I was looking at UDRPSearch.com this morning, and I saw a UDRP filing I had not noticed before involving the Wasteless.com domain name. From my perspective, Wasteless.com or WasteLess.com (depending on the proper case) is a pretty generic domain name. In addition, Wasteless.com was created way back in 1996. In taking a very cursory look at the domain name and creation date, I do not believe this was going to be an easy UDRP for the complainant to win.
Making this even less of a UDRP candidate (in my view) is the fact that this domain name has seemingly been registered to the same entity, WasteLess Environmental Services Inc., since the earliest Whois record archive in 2001, according to DomainTools. Furthermore, the registrant had a @WM.com email address indicating that the domain name was owned by (or affiliated with) Waste Management, which I believe is the largest company in that entire industry and well capable of defending its right to own this domain name.

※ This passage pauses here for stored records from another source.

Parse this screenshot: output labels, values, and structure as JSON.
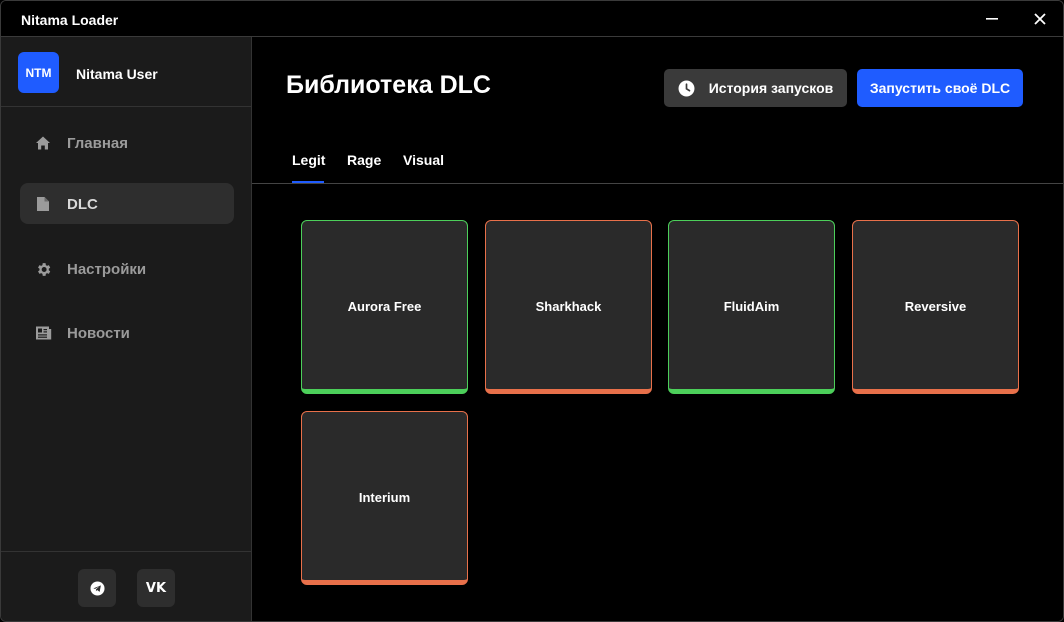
{
  "window": {
    "title": "Nitama Loader"
  },
  "profile": {
    "avatar_text": "NTM",
    "username": "Nitama User"
  },
  "sidebar": {
    "items": [
      {
        "label": "Главная",
        "icon": "home-icon"
      },
      {
        "label": "DLC",
        "icon": "file-icon",
        "active": true
      },
      {
        "label": "Настройки",
        "icon": "gear-icon"
      },
      {
        "label": "Новости",
        "icon": "newspaper-icon"
      }
    ],
    "social": [
      {
        "icon": "telegram-icon"
      },
      {
        "icon": "vk-icon",
        "text": "VK"
      }
    ]
  },
  "main": {
    "title": "Библиотека DLC",
    "history_button": "История запусков",
    "launch_button": "Запустить своё DLC",
    "tabs": [
      {
        "label": "Legit",
        "active": true
      },
      {
        "label": "Rage"
      },
      {
        "label": "Visual"
      }
    ],
    "cards": [
      {
        "name": "Aurora Free",
        "status": "green"
      },
      {
        "name": "Sharkhack",
        "status": "orange"
      },
      {
        "name": "FluidAim",
        "status": "green"
      },
      {
        "name": "Reversive",
        "status": "orange"
      },
      {
        "name": "Interium",
        "status": "orange"
      }
    ]
  },
  "colors": {
    "accent": "#1f5cff",
    "status_green": "#4ccf5a",
    "status_orange": "#e8704a",
    "sidebar_bg": "#1b1b1b",
    "card_bg": "#2a2a2a"
  }
}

Although I did not notice this UDRP when it was initially filed earlier this year, I was not surprised to see that the UDRP was terminated. I believe this happens when the complainant agrees or opts to terminate the proceeding for whatever reason, often when the two parties reach some sort of settlement. This regularly happens when an agreement is made to sell the domain name or the cancelation of Whois privacy reveals the UDRP as unwinnable. Since there was no Whois privacy in this case, it would seem the complainant knew what it was up against when the UDRP was filed.
Following the UDRP termination, Wasteless.com is now registered to a different entity, and the domain name is being used by a company called Wasteless. From what I can tell, the current registrant was the complainant in the UDRP. It looks like the registrant had been using Wasteless.CO for its website, and Wasteless.CO now forwards to Wasteless.com.
My uneducated guess is the company tried to buy Wasteless.com from the Waste Management entity that owned the domain name, and it did not get anywhere. The UDRP was filed either to get the attention of WM or because Wasteless believed it somehow had a right to the Wasteless.com domain name, even though LinkedIn indicates the company was founded in 2016 and the domain name was owned long before that.
In the end, I would imagine the companies were able to work out an agreeable deal to sell Wasteless.com in lieu of proceeding with the UDRP.
If this is what transpired, I think it was a smart move for the complainant to settle the UDRP and buy the domain name. I do not see how the UDRP would have been winnable, and I would have been surprised if it did not end in a Reverse Domain Name Hijacking decision.
Without knowing any specifics, I can’t speculate about whether the UDRP ended up causing the domain name to increase in price/value, but I would not be surprised. From my perspective, UDRP filings like this usually end up in a RDNH finding or a UDRP loss. In this case, filing a UDRP worked out and Wasteless was able to upgrade to Wasteless.com. My bet is the domain name was expensive.